▶ _Work instructions_
Write out the data word for word and drop any picture you find.

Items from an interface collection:
▼▼▼
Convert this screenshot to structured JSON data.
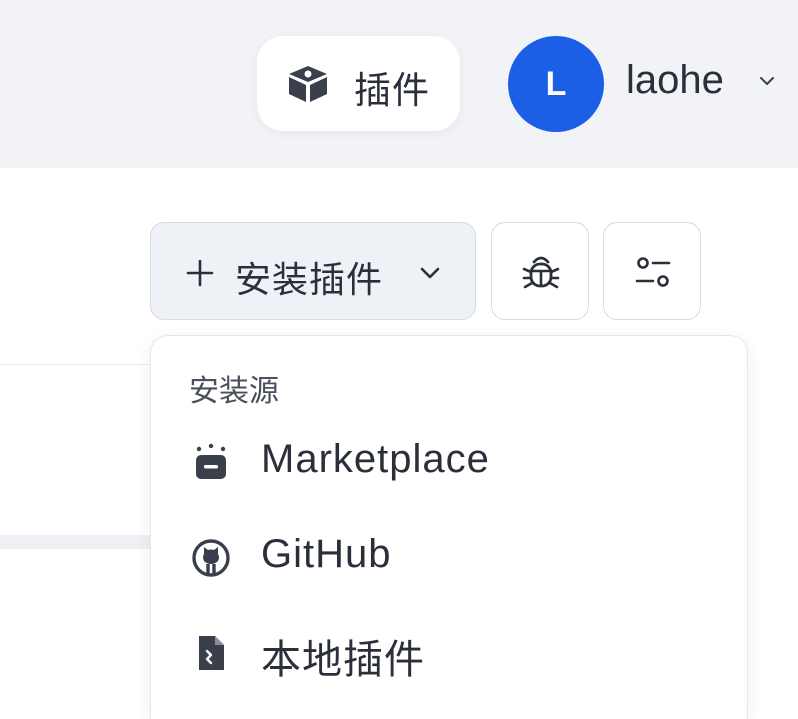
{
  "header": {
    "plugins_label": "插件",
    "avatar_initial": "L",
    "username": "laohe",
    "avatar_color": "#1b5fe6"
  },
  "toolbar": {
    "install_label": "安装插件",
    "debug_icon": "bug-icon",
    "filter_icon": "settings-sliders-icon"
  },
  "dropdown": {
    "section_title": "安装源",
    "items": [
      {
        "label": "Marketplace",
        "icon": "marketplace-icon"
      },
      {
        "label": "GitHub",
        "icon": "github-icon"
      },
      {
        "label": "本地插件",
        "icon": "local-file-icon"
      }
    ]
  }
}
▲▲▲
▶ _Task solution_
Convert this screenshot to structured JSON data.
{
  "header": {
    "plugins_label": "插件",
    "avatar_initial": "L",
    "username": "laohe",
    "avatar_color": "#1b5fe6"
  },
  "toolbar": {
    "install_label": "安装插件",
    "debug_icon": "bug-icon",
    "filter_icon": "settings-sliders-icon"
  },
  "dropdown": {
    "section_title": "安装源",
    "items": [
      {
        "label": "Marketplace",
        "icon": "marketplace-icon"
      },
      {
        "label": "GitHub",
        "icon": "github-icon"
      },
      {
        "label": "本地插件",
        "icon": "local-file-icon"
      }
    ]
  }
}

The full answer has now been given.